<input type="file" accept="image/jpg,image/jpeg,image/gif,image/png">
It seems to be implemented a bit different in many browsers. For example, Firefox on Android doesn't show the Camcorder app if you add only image mime types. Sadly chrome on Android doesn't understand it and just ignores this attribute. Oddly enough, on OS X it is exactly the other way around. Firefox ignores this attribute and lets you choose what ever file you want, Chrome on the other side only lets you choose images.
I found it while implementing my new Photo sharing thingy on my own website, I will use it instead of Instagram because it pushes the photos also to Twitter and Facebook (and in the future perhaps even to Flickr). What I wondered was if I could have a simple flow to upload pictures to my websites kind of like I used Instagram until now.
I did a little test with my three smartphones I have here, I wanted to know which data they add to the EXIF fields in the JPEG picture you upload. Firefox OS adds the camera model (mine was QCAM-AA), the iPhone doesn't add any thing at all, but my main phone, a Nexus 5 with Android adds the most like geo data, exposure time, aperture, etc. Obviously my NIKON adds the most, but I can't post from it on the go.

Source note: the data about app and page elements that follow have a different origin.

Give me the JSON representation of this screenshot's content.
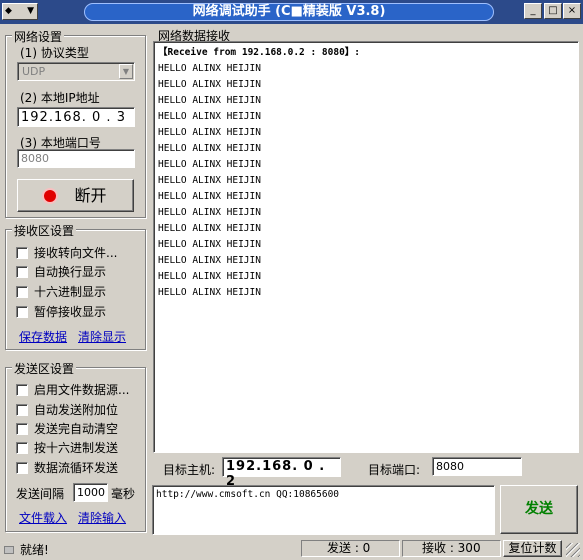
{
  "titlebar": {
    "title": "网络调试助手 (C■精装版 V3.8)",
    "sysmenu_label": "◆",
    "sysmenu_arrow": "▼",
    "minimize": "_",
    "maximize": "□",
    "close": "×"
  },
  "network_settings": {
    "title": "网络设置",
    "protocol_label": "(1) 协议类型",
    "protocol_value": "UDP",
    "ip_label": "(2) 本地IP地址",
    "ip_value": "192.168. 0 . 3",
    "port_label": "(3) 本地端口号",
    "port_value": "8080",
    "disconnect_label": "断开"
  },
  "receive_settings": {
    "title": "接收区设置",
    "options": [
      "接收转向文件...",
      "自动换行显示",
      "十六进制显示",
      "暂停接收显示"
    ],
    "save_link": "保存数据",
    "clear_link": "清除显示"
  },
  "send_settings": {
    "title": "发送区设置",
    "options": [
      "启用文件数据源...",
      "自动发送附加位",
      "发送完自动清空",
      "按十六进制发送",
      "数据流循环发送"
    ],
    "interval_label": "发送间隔",
    "interval_value": "1000",
    "interval_unit": "毫秒",
    "load_link": "文件载入",
    "clear_input_link": "清除输入"
  },
  "receive_area": {
    "title": "网络数据接收",
    "header_line": "【Receive from 192.168.0.2 : 8080】:",
    "lines": [
      "HELLO ALINX HEIJIN",
      "HELLO ALINX HEIJIN",
      "HELLO ALINX HEIJIN",
      "HELLO ALINX HEIJIN",
      "HELLO ALINX HEIJIN",
      "HELLO ALINX HEIJIN",
      "HELLO ALINX HEIJIN",
      "HELLO ALINX HEIJIN",
      "HELLO ALINX HEIJIN",
      "HELLO ALINX HEIJIN",
      "HELLO ALINX HEIJIN",
      "HELLO ALINX HEIJIN",
      "HELLO ALINX HEIJIN",
      "HELLO ALINX HEIJIN",
      "HELLO ALINX HEIJIN"
    ]
  },
  "target": {
    "host_label": "目标主机:",
    "host_value": "192.168. 0 . 2",
    "port_label": "目标端口:",
    "port_value": "8080"
  },
  "send_area": {
    "text": "http://www.cmsoft.cn QQ:10865600",
    "send_button": "发送"
  },
  "statusbar": {
    "status": "就绪!",
    "send_count": "发送 : 0",
    "recv_count": "接收 : 300",
    "reset_button": "复位计数"
  },
  "colors": {
    "send_button_text": "#008000",
    "record_icon": "#e00000",
    "link": "#0000c0"
  }
}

So even if not all the browsers respect the attribute I find it really useful for those which do.